Thursday, May 16, 2013

Auditioning for Hale Center Theatre

Recently, Hale Center Theatre held auditions for the musical “Guys and Dolls.” I performed in this production when I was in high school. After I was cut from the high school basketball tryouts because of politics, I focused all of my attention in the performing arts. As a teenager I was a drama geek in all respects. I am not ashamed to admit it because I had a lot of fun because of it.

After high school, I did a few productions for various community theatres such as Riverton Arts Council, Draper Arts Council, and Draper Historic Theatre. Every one of those experiences were very interesting. The best way to describe my service to them would be just like the movie Waiting for Guffman. (Hopefully you are not offended by the “foul language” in it.)

Over a decade later, I decided to take one for the team and audition for Hale Center Theatre in Orem just so I can share my experience with you, my beloved followers. I had season tickets to Hale a few years ago and my overall impression of it after one season was that their performing quality was equivalent to what I endured watching community theatre...except that Hale has a budget to work with (thank you, Governor Huntsman) and they can afford better props, costumes and other spectacles that a community theatre with a starving budget the size of a ham sandwich does not have. I had to call and schedule an appointment to audition with their theatre receptionist which was foreign to me.

April 15, 2013 (Audition day) After being tipped off by a former Hale Center Theatre performer on what to bring to my audition I brought the following.

1.       An 8” x 10” glamour head shot of myself

My 8" x 10" glamour head shot
2.       A performance resume listing all past productions
3.       A prepared musical number of 16 bars of a piece similar to the musical but not from the musical
4.       Audition application

The difference between this and a community theatre production is that Hale actually pays the performers, which gives them some incentive to actually show up and put forth effort. According to the audition application you were paid either by being single cast (you perform every day) where you get paid $30 a show or double cast (you perform every other day) where you get paid $20 a show. You also apparently get paid 200-300 dollars for rehearsals so if you are commuting across the valley this severance would almost cover the cost of gas to get there.  Since you are being paid for the show they also want to know every obligation you have between applying and closing night. They had a calendar attached to every application and you had to mark all the days and times you would be unavailable. They encourage you to show up 15 minutes prior to your audition time to fill out the application and calendar. 

The actual audition: this was the best part. After I had filled out the audition application, the audition usher stapled my resume and glamor head shot to the back of the application and immediately whisked me in early to the room to audition in front of the production staff (apparently they were insanely ahead of schedule). Have you ever seen the Orem Hale Center Theatre building?  It’s ghetto! It looks like it’s ready to fall in on itself. To audition you had to enter through the back door leading to the basement. The actual room where we all auditioned was--get this--a walk-in costume closet! I kid you not! They led me in through a plywood closet door and there in the room, huddled snuggly around a card table, was the director and five of his production staff.
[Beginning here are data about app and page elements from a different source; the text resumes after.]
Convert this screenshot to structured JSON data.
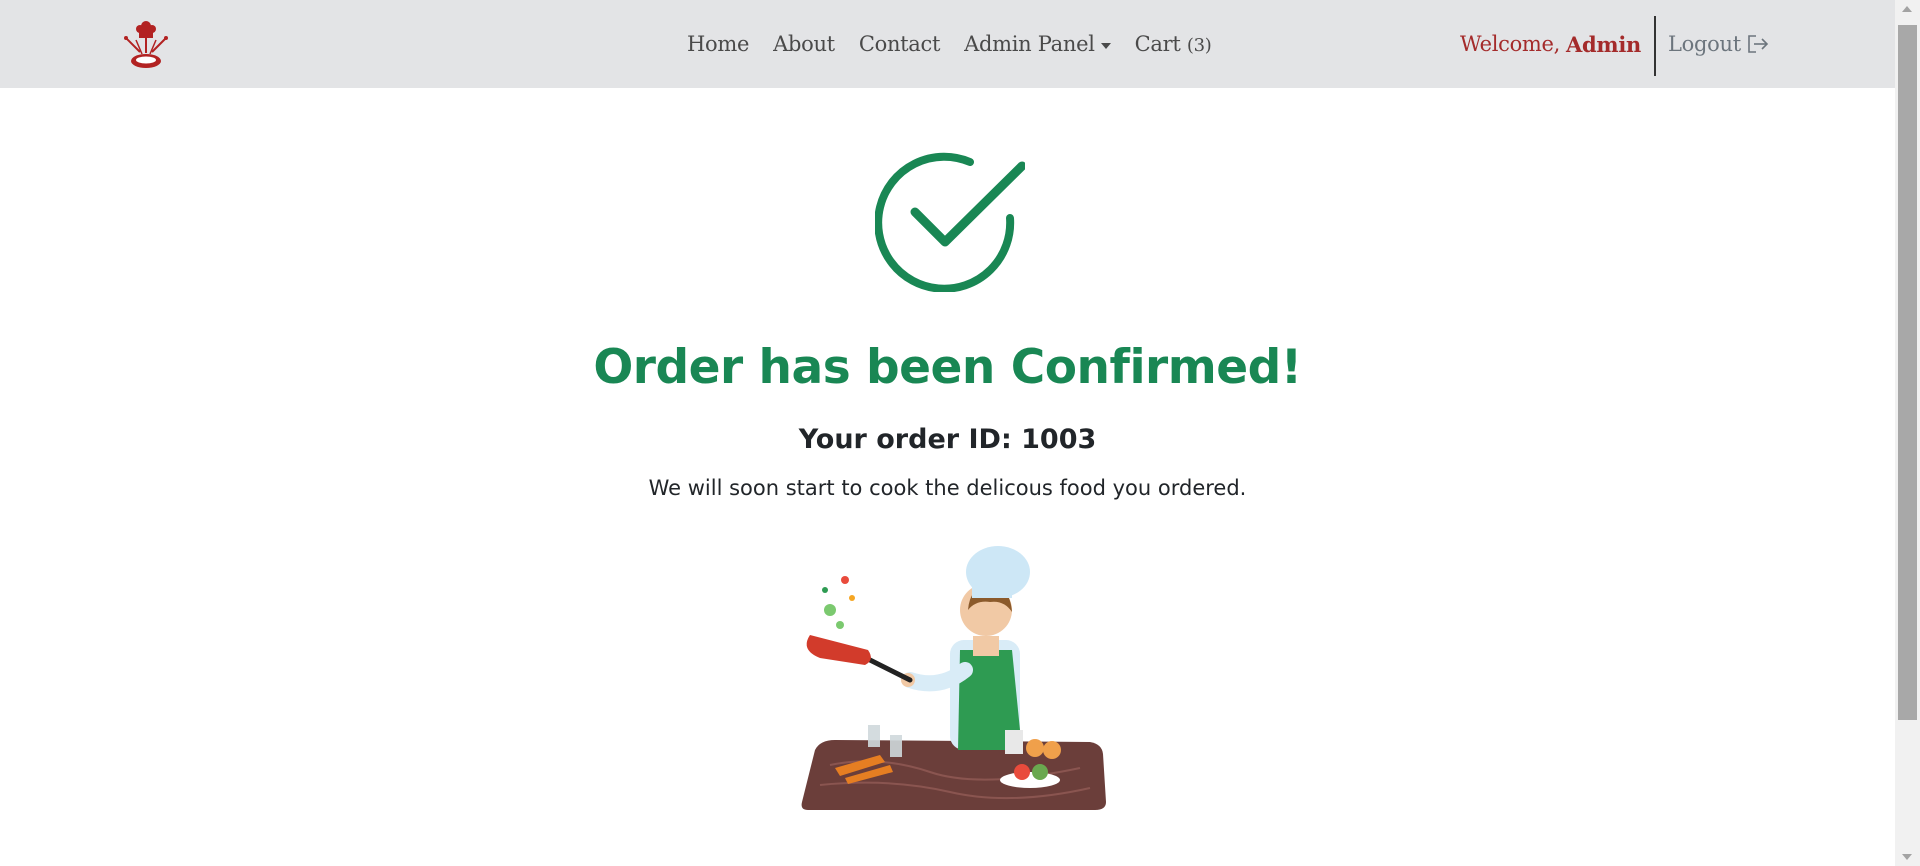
{
  "navbar": {
    "logo_icon": "chef-hat-logo-icon",
    "links": [
      {
        "label": "Home"
      },
      {
        "label": "About"
      },
      {
        "label": "Contact"
      },
      {
        "label": "Admin Panel"
      },
      {
        "label": "Cart",
        "count": "(3)"
      }
    ],
    "welcome_text": "Welcome,",
    "username": "Admin",
    "logout_label": "Logout",
    "logout_icon": "logout-icon"
  },
  "confirmation": {
    "icon": "check-circle-icon",
    "title": "Order has been Confirmed!",
    "order_id_label": "Your order ID: 1003",
    "message": "We will soon start to cook the delicous food you ordered.",
    "illustration": "chef-cooking-illustration"
  },
  "colors": {
    "success": "#198754",
    "brand": "#a42b2b",
    "navbar_bg": "#e3e4e6"
  }
}
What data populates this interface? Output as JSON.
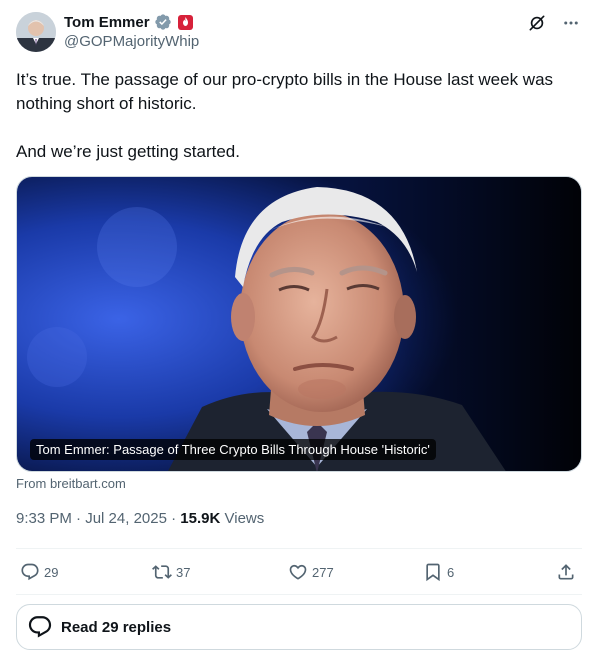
{
  "author": {
    "display_name": "Tom Emmer",
    "handle": "@GOPMajorityWhip"
  },
  "tweet": {
    "line1": "It’s true. The passage of our pro-crypto bills in the House last week was nothing short of historic.",
    "line2": "And we’re just getting started."
  },
  "media": {
    "caption": "Tom Emmer: Passage of Three Crypto Bills Through House 'Historic'",
    "source": "From breitbart.com"
  },
  "meta": {
    "time": "9:33 PM",
    "date": "Jul 24, 2025",
    "views_count": "15.9K",
    "views_label": "Views"
  },
  "actions": {
    "replies": "29",
    "reposts": "37",
    "likes": "277",
    "bookmarks": "6"
  },
  "read_replies": "Read 29 replies",
  "icons": [
    "verified-icon",
    "government-badge-icon",
    "grok-icon",
    "more-icon",
    "reply-icon",
    "repost-icon",
    "like-icon",
    "bookmark-icon",
    "share-icon",
    "chat-bubble-icon"
  ],
  "colors": {
    "text": "#0f1419",
    "secondary": "#536471",
    "verified": "#829aab",
    "badge": "#d7213a",
    "border": "#cfd9de"
  }
}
Next to them was a nice little lady on a cheap looking Kawasaki keyboard who was supposed to accompany you in your musical number.  I gave my sheet music to the pianist. My piece was a the first 16 measures to “Seize the Day” from Newsies. Everyone said nothing, they just stared at me. I introduced myself and that I was a first time auditioner for Hale (which is probably what killed my chances) and I announced my piece. I performed my song with gusto and they said nothing. I asked is that it? The director said, "Yes, thank you. You can leave now." I heard someone comment as I left, “He has a high range.” The application specifically said to not contact them after the audition and that they will contact you if they need you. I was never called back and frankly, I’m glad. That would be a lot of work for the whole summer.

What is your opinion about Hale Center Theatre in Orem? Do you think its ghetto?


  1. Yes, the HTC is completely ghetto! Every time I go there, I can't help but think that I would die if there were ever a fire inside that building: too many old people and too few exits!

  2. I didn't know they got paid - interesting... At least this experience gave you something to blog about eh?